Patience Is a Necessity

Alan Orloff’s debut mystery, Diamonds for the Dead, will be released TOMORROW by Midnight Ink. The first in his new series, Killer Routine – A Last Laff Mystery, featuring Channing Hayes, a stand-up comic with a tragic past, will be out Spring 2011 (also from Midnight Ink). For more info, visit

When it comes to writing, plot is important. Pacing is important. Character development is important. Grammar, setting, punctuation, rhythm—they’re all important too. But in my journey to get a novel published, I discovered that mastering another, often-overlooked, skill will serve you well.

I’m talking about patience.

Back when I was taking writing workshops, none of the instructors mentioned waiting. Sure, I’d hear a whispered curse now and then from other writers about having to wait for someone to give a piece “a read.” At the time, I attributed that angst to just some nervous nellies. Little did I know the breadth and depth of the waiting game.

It wasn’t long until I learned. I’d submit pages to a critique group and (gasp!) they’d take days or even weeks to read and provide feedback. Sometimes the weeks would melt into a month. Whatever happened to overnight delivery?

Then, when querying time came around, the waiting periods seemed to mushroom exponentially. The agent response time “units of measure” shifted from weeks to months (that’s months, plural!). The de facto period to wait before sending a “status” query was said to be three months. And, horrors, sometimes I’d never hear back. Talk about exercising infinite patience!

I was fortunate enough to snag an agent. Did the waiting stop? Of course not! I had to wait yet again when my manuscript went on submission to publishing houses. More months of sitting around in limbo. Many more months.

And, if the dice still keep rolling your way, there’s more waiting after you sign a contract. I signed the contract for Diamonds for the Dead in February 2009. It will be released tomorrow. If you do the math, that’s fourteen more months of waiting. (And, I’ve learned, that’s not on the “long” end of things—many books take longer to go from contract to release!)

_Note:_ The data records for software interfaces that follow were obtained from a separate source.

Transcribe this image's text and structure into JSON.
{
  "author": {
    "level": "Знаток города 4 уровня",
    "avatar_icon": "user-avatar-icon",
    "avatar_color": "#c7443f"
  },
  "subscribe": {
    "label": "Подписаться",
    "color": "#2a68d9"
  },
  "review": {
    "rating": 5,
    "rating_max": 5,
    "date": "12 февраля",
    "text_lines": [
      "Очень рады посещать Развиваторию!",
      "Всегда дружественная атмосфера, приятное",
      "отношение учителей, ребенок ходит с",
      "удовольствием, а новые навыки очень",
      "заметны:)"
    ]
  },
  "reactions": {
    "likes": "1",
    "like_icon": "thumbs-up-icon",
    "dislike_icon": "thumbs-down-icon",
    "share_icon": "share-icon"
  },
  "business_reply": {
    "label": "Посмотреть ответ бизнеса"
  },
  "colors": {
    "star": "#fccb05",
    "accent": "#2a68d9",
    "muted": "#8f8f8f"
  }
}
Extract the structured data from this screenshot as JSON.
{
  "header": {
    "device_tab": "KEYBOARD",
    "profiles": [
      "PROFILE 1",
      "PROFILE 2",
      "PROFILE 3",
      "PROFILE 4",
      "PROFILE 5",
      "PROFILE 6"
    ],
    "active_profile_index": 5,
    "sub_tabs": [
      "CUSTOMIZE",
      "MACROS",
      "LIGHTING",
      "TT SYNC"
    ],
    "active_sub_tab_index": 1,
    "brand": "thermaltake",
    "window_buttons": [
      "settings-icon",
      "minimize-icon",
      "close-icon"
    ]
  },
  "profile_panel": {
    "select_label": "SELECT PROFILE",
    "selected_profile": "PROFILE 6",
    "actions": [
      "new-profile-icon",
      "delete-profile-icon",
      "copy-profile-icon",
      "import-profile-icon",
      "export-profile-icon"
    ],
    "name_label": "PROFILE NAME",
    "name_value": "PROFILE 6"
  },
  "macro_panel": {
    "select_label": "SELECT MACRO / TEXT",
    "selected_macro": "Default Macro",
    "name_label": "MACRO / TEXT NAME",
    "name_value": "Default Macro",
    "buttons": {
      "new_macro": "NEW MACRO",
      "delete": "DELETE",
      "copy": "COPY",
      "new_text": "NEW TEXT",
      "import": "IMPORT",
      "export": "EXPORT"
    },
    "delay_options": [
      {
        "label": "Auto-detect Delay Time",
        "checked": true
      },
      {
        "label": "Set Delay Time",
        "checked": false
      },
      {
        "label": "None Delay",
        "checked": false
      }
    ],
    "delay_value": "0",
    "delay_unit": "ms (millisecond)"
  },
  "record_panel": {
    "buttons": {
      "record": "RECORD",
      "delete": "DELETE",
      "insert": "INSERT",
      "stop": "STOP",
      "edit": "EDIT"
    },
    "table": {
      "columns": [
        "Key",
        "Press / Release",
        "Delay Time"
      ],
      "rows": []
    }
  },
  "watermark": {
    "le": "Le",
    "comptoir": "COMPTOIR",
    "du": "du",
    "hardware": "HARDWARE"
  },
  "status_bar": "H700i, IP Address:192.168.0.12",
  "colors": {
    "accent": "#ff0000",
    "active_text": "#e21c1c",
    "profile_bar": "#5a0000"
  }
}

If you need instant gratification, don’t become a writer.

But I wouldn’t trade it for anything in the world.